Since becoming general secretary of the Chinese Communist Party in 2012, Xi has centralized power around himself. This means, says Burton, that he will take the blame for any economic downturns. 

“I do think that this puts him in a position where he feels a sense of urgency to try and stave off the discontent with the economic downturn,” he says. “If it is as serious as some economists believe it is, his hold on power could be threatened.” 

While Burton believes it is too early to tell if the APEC summit signals any fundamental changes in the U.S.-China relationship, Mulroney says it could be a sign that China is not on the road to global pre-eminence. 

“APEC in San Francisco may simply be the first step in a long and humbling climb down to reality, certainly to a status well short of global prominence, for Xi Jinping and for China,” says Mulroney. 

As for repairing relations, that may not be so easily achieved. During the APEC summit, Biden did not shy away from publicly referring to Xi as a dictator. 

“He’s a dictator in the sense that he’s a guy who runs a country that is a Communist country that’s based on a form of government totally different than ours,” the U.S. president said at a press conference. 
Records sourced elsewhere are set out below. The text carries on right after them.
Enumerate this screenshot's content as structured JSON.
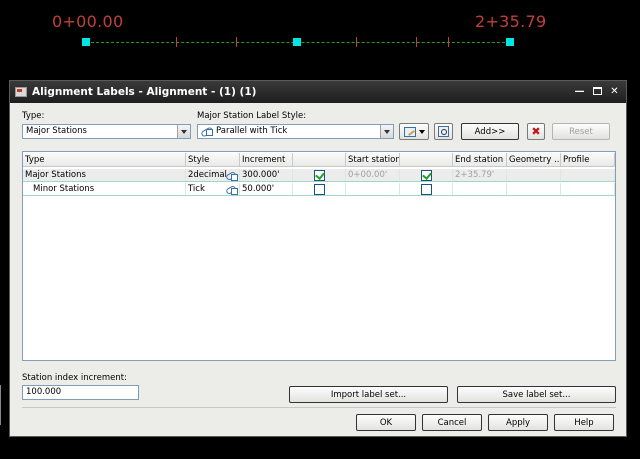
{
  "cad": {
    "start_label": "0+00.00",
    "end_label": "2+35.79"
  },
  "dialog": {
    "title": "Alignment Labels - Alignment - (1) (1)",
    "type_label": "Type:",
    "type_value": "Major Stations",
    "style_label": "Major Station Label Style:",
    "style_value": "Parallel with Tick",
    "add_button": "Add>>",
    "reset_button": "Reset",
    "grid": {
      "headers": [
        "Type",
        "Style",
        "Increment",
        "",
        "Start station",
        "",
        "End station",
        "Geometry ...",
        "Profile"
      ],
      "rows": [
        {
          "type": "Major Stations",
          "style": "2decimal",
          "increment": "300.000'",
          "start_checked": true,
          "start_station": "0+00.00'",
          "end_checked": true,
          "end_station": "2+35.79'"
        },
        {
          "type": "Minor Stations",
          "style": "Tick",
          "increment": "50.000'",
          "start_checked": false,
          "start_station": "",
          "end_checked": false,
          "end_station": ""
        }
      ]
    },
    "station_index_label": "Station index increment:",
    "station_index_value": "100.000",
    "import_button": "Import label set...",
    "save_button": "Save label set...",
    "ok_button": "OK",
    "cancel_button": "Cancel",
    "apply_button": "Apply",
    "help_button": "Help"
  },
  "colors": {
    "cad_text": "#c0413a",
    "grip": "#00e5e5",
    "alignment_line": "#2a9a2a",
    "titlebar": "#1e1e1e",
    "dialog_bg": "#ecece8"
  }
}
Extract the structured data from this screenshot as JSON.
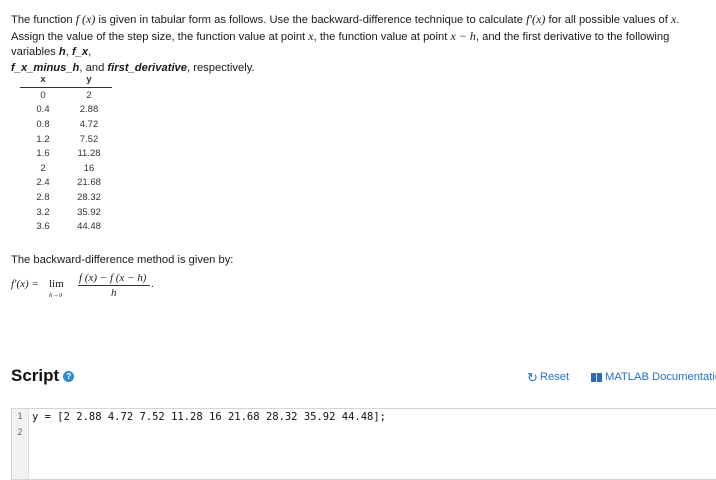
{
  "problem": {
    "p1": "The function ",
    "fx": "f (x)",
    "p2": " is given in tabular form as follows. Use the backward-difference technique to calculate ",
    "fpx": "f′(x)",
    "p3": " for all possible values of ",
    "x1": "x",
    "p4": ". Assign the value of the step size, the function value at point ",
    "x2": "x",
    "p5": ", the function value at point ",
    "xmh": "x − h",
    "p6": ", and the first derivative to the following variables ",
    "v1": "h",
    "c1": ", ",
    "v2": "f_x",
    "c2": ",",
    "v3": "f_x_minus_h",
    "c3": ", and ",
    "v4": "first_derivative",
    "end": ", respectively."
  },
  "table": {
    "headers": [
      "x",
      "y"
    ],
    "rows": [
      [
        "0",
        "2"
      ],
      [
        "0.4",
        "2.88"
      ],
      [
        "0.8",
        "4.72"
      ],
      [
        "1.2",
        "7.52"
      ],
      [
        "1.6",
        "11.28"
      ],
      [
        "2",
        "16"
      ],
      [
        "2.4",
        "21.68"
      ],
      [
        "2.8",
        "28.32"
      ],
      [
        "3.2",
        "35.92"
      ],
      [
        "3.6",
        "44.48"
      ]
    ]
  },
  "method_text": "The backward-difference method is given by:",
  "formula": {
    "lhs": "f′(x) =",
    "lim": "lim",
    "lim_sub": "h→0",
    "numerator": "f (x) − f (x − h)",
    "denominator": "h",
    "period": "."
  },
  "script": {
    "title": "Script",
    "help_icon": "?",
    "reset_label": "Reset",
    "docs_label": "MATLAB Documentation"
  },
  "editor": {
    "line_numbers": [
      "1",
      "2"
    ],
    "lines": [
      "y = [2 2.88 4.72 7.52 11.28 16 21.68 28.32 35.92 44.48];",
      ""
    ]
  }
}
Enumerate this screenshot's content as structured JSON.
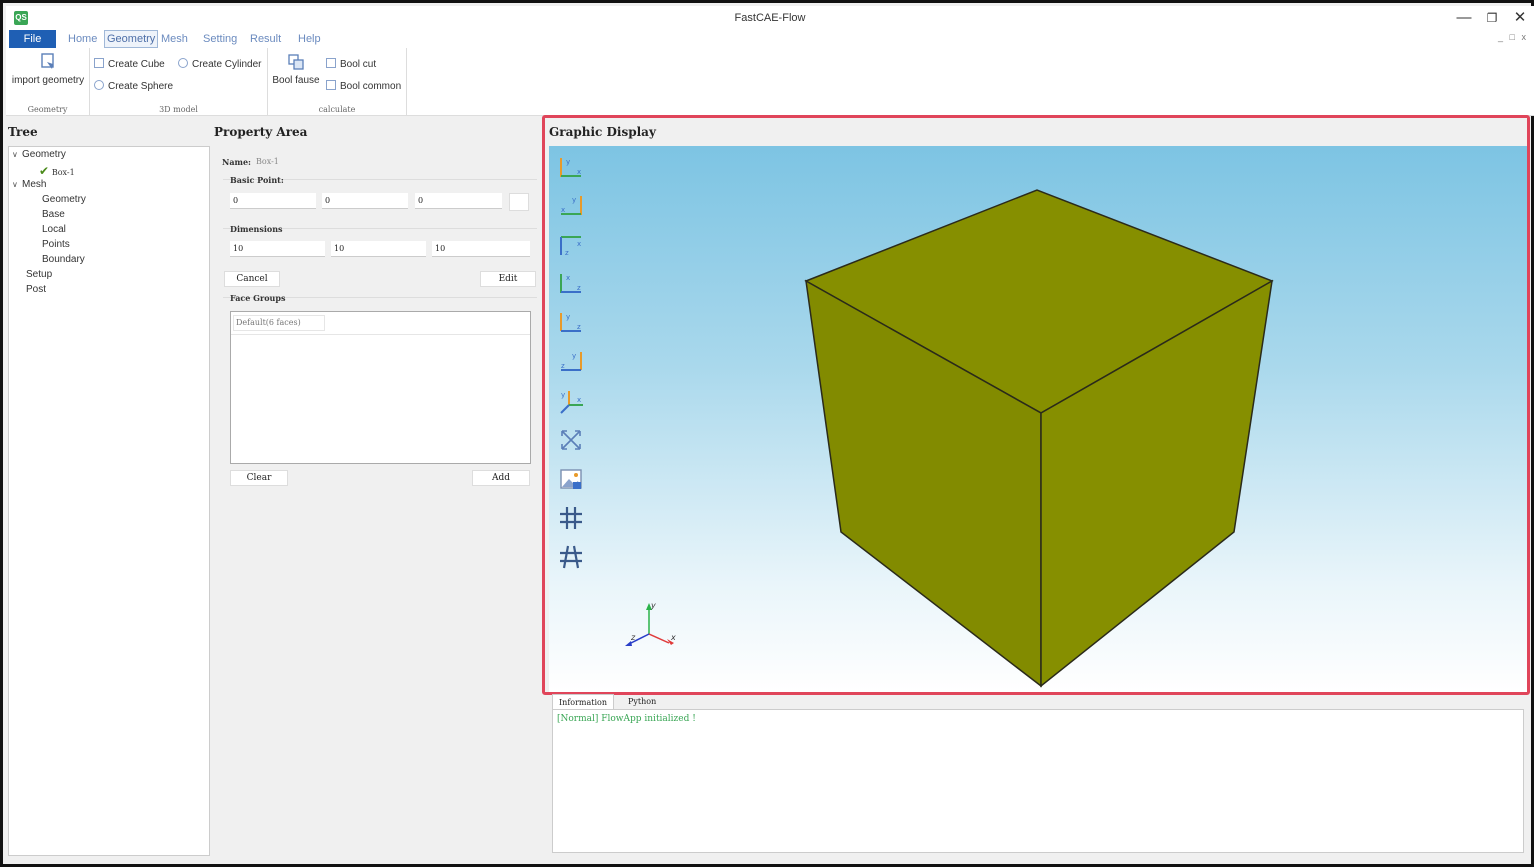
{
  "window": {
    "title": "FastCAE-Flow",
    "app_icon": "QS"
  },
  "menu": {
    "file": "File",
    "tabs": [
      "Home",
      "Geometry",
      "Mesh",
      "Setting",
      "Result",
      "Help"
    ],
    "active_tab": "Geometry"
  },
  "ribbon": {
    "geometry_group": {
      "label": "Geometry",
      "import": "import geometry"
    },
    "model_group": {
      "label": "3D model",
      "cube": "Create Cube",
      "cylinder": "Create Cylinder",
      "sphere": "Create Sphere"
    },
    "calc_group": {
      "label": "calculate",
      "bool_fause": "Bool fause",
      "bool_cut": "Bool cut",
      "bool_common": "Bool common"
    }
  },
  "tree": {
    "header": "Tree",
    "items": [
      {
        "label": "Geometry"
      },
      {
        "label": "Box-1"
      },
      {
        "label": "Mesh"
      },
      {
        "label": "Geometry"
      },
      {
        "label": "Base"
      },
      {
        "label": "Local"
      },
      {
        "label": "Points"
      },
      {
        "label": "Boundary"
      },
      {
        "label": "Setup"
      },
      {
        "label": "Post"
      }
    ]
  },
  "property": {
    "header": "Property Area",
    "name_label": "Name:",
    "name_value": "Box-1",
    "basic_point_label": "Basic Point:",
    "basic_point": [
      "0",
      "0",
      "0"
    ],
    "dimensions_label": "Dimensions",
    "dimensions": [
      "10",
      "10",
      "10"
    ],
    "cancel": "Cancel",
    "edit": "Edit",
    "face_groups_label": "Face Groups",
    "face_group_item": "Default(6 faces)",
    "clear": "Clear",
    "add": "Add"
  },
  "graphic": {
    "header": "Graphic Display",
    "cube_color": "#858e00",
    "highlight_color": "#e0455a"
  },
  "toolbar_icons": [
    "view-xy-icon",
    "view-yx-icon",
    "view-zx-icon",
    "view-xz-icon",
    "view-yz-icon",
    "view-zy-icon",
    "view-iso-icon",
    "fit-view-icon",
    "screenshot-icon",
    "grid-icon",
    "mesh-grid-icon"
  ],
  "info": {
    "tabs": [
      "Information",
      "Python"
    ],
    "log": "[Normal] FlowApp initialized !"
  }
}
While China’s foreign ministry did not mention Biden by name, a spokesperson stated that the remarks were “extremely wrong” and “irresponsible political manipulation.”